- [YOUR GOAL]:
Where does the word "country" appear in the data? Copy every line that holds it.

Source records
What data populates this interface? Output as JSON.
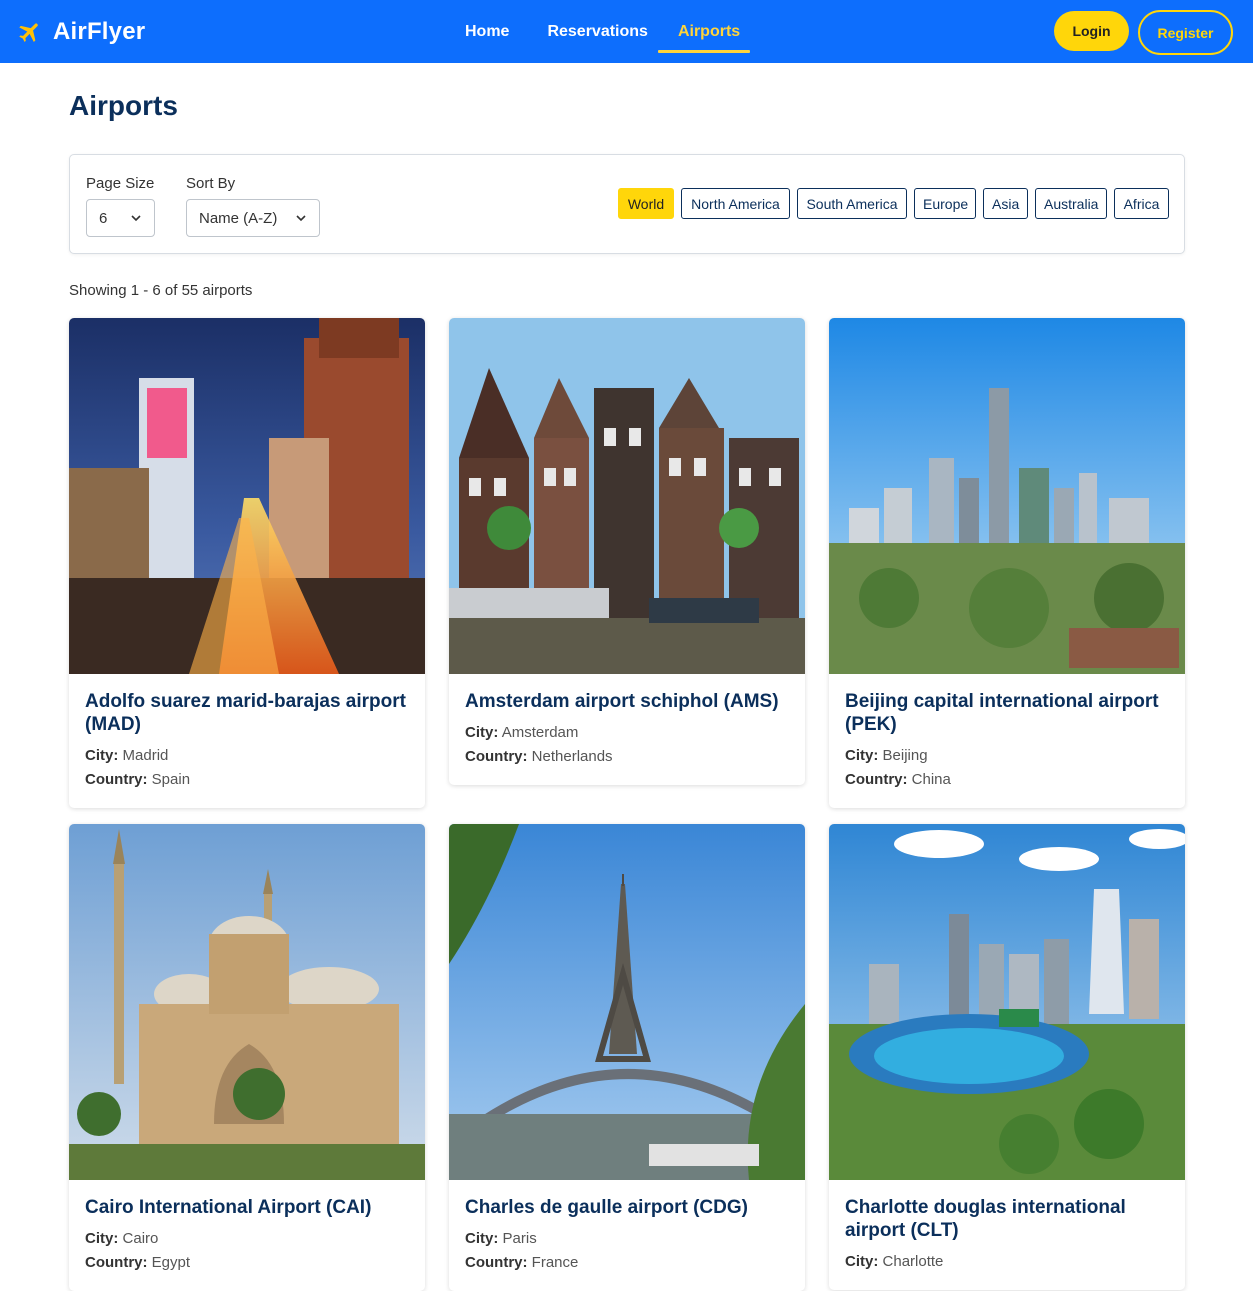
{
  "brand": {
    "name": "AirFlyer",
    "icon": "airplane-icon"
  },
  "nav": {
    "links": [
      "Home",
      "Reservations",
      "Airports"
    ],
    "active": "Airports",
    "login": "Login",
    "register": "Register"
  },
  "colors": {
    "primary": "#0d6efd",
    "accent": "#ffd60a",
    "title": "#0b2f5b"
  },
  "page": {
    "title": "Airports"
  },
  "filters": {
    "page_size_label": "Page Size",
    "page_size_value": "6",
    "sort_label": "Sort By",
    "sort_value": "Name (A-Z)",
    "regions": [
      "World",
      "North America",
      "South America",
      "Europe",
      "Asia",
      "Australia",
      "Africa"
    ],
    "active_region": "World"
  },
  "showing": "Showing 1 - 6 of 55 airports",
  "labels": {
    "city": "City:",
    "country": "Country:"
  },
  "airports": [
    {
      "name": "Adolfo suarez marid-barajas airport (MAD)",
      "city": "Madrid",
      "country": "Spain"
    },
    {
      "name": "Amsterdam airport schiphol (AMS)",
      "city": "Amsterdam",
      "country": "Netherlands"
    },
    {
      "name": "Beijing capital international airport (PEK)",
      "city": "Beijing",
      "country": "China"
    },
    {
      "name": "Cairo International Airport (CAI)",
      "city": "Cairo",
      "country": "Egypt"
    },
    {
      "name": "Charles de gaulle airport (CDG)",
      "city": "Paris",
      "country": "France"
    },
    {
      "name": "Charlotte douglas international airport (CLT)",
      "city": "Charlotte",
      "country": ""
    }
  ]
}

- [WRITTEN ANSWER]:
    "country": "Country:"
      "country": "Spain"
      "country": "Netherlands"
      "country": "China"
      "country": "Egypt"
      "country": "France"
      "country": ""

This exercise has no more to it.